A Special Treasure for Students with Special Needs
One of the Jewish Education Center of Cleveland’s (JECC) top priorities is for all Jewish children to have the opportunity to receive a positive and exciting Jewish education, regardless of their needs. Through the creation of the Segula program, they are able to do just that by providing personalized, one-on-one support for students with special needs in and out of the classroom – from preschool through high school. “Our program is tailor-made and individualized for each child,” said Dassi Shtern, Director of Segula at JECC, a Federation beneficiary agency. Segula was founded on the concept that all children should be taught Al Pi Darko (in his own way). We are providing a Jewish education for children with special needs. Any parent who wants to access this program can in any day school they choose.

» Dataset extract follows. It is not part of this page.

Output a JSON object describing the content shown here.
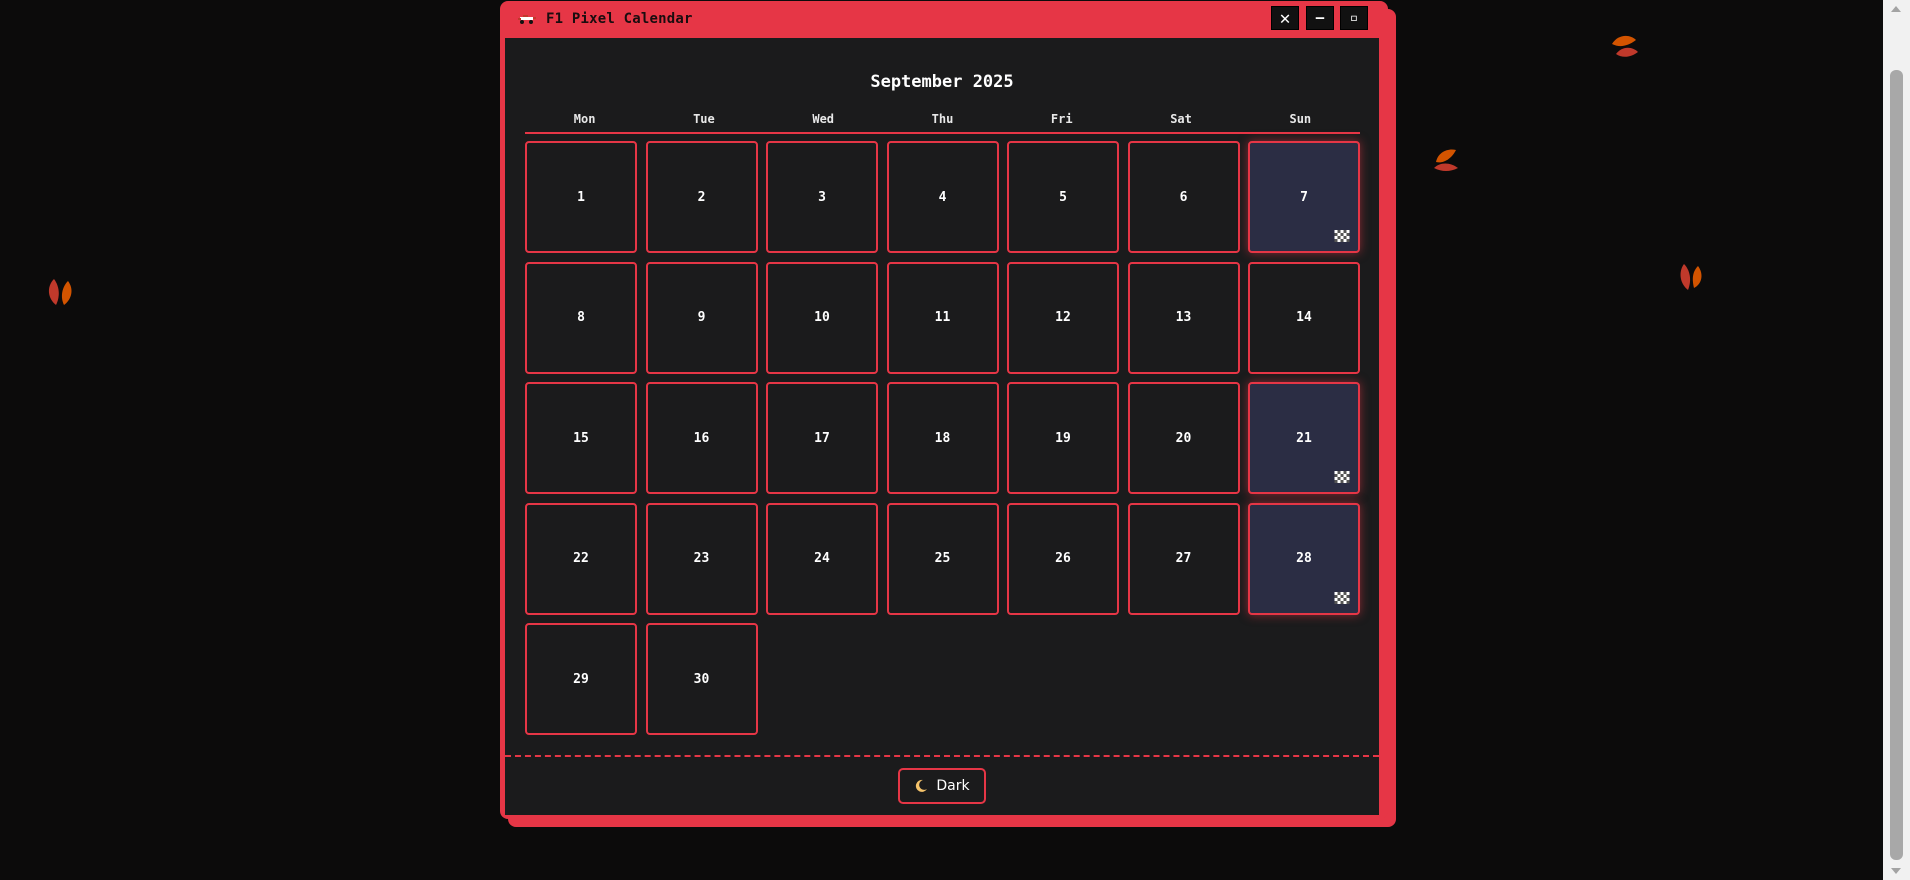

The parents either come to JECC or are referred to JECC by the day school when they say this child needs more support than the school can give, so the child can remain in this environment.”
Mariah Ornstein’s son, Sam, was diagnosed with dyslexia in third grade. She turned to JECC, who set him up with an aide through the Segula program. Sam recently graduated 8th grade from the Joseph and Florence Mandel Jewish Day School, a Federation beneficiary agency, where he excelled as an A/B student. “Sam is the Jew and the person he is today because of the education he received at Mandel,” said Mariah. “But it’s also because of Sam’s hard work and the passion and compassion of his Segula counselor. I can’t thank the Jewish community enough for supporting programs like Segula and helping Sam and thousands of other kids like him.”
Segula is the only program in Cleveland that provides this level of support for kids throughout the entire day – both for Judaics and secular studies. “Without support from the Federation’s Campaign for Jewish Needs to fund the Jewish Education Center of Cleveland’s initiative and strategy in developing and continuing to manage Segula, day school would have never been an option for most of these children,” said Neil Waxman, Vice President of the Board at JECC.
“Every one of our students has something to contribute. Every one of our students has a bright future,” said Shtern. “We want to give them the chance to make that happen and be productive members of society and our Jewish community. We are not just providing education, we are providing Jewish education, and I’m proud of that.”
You make stories like these possible by supporting to the Jewish Federation of Cleveland’s Campaign for Jewish Needs.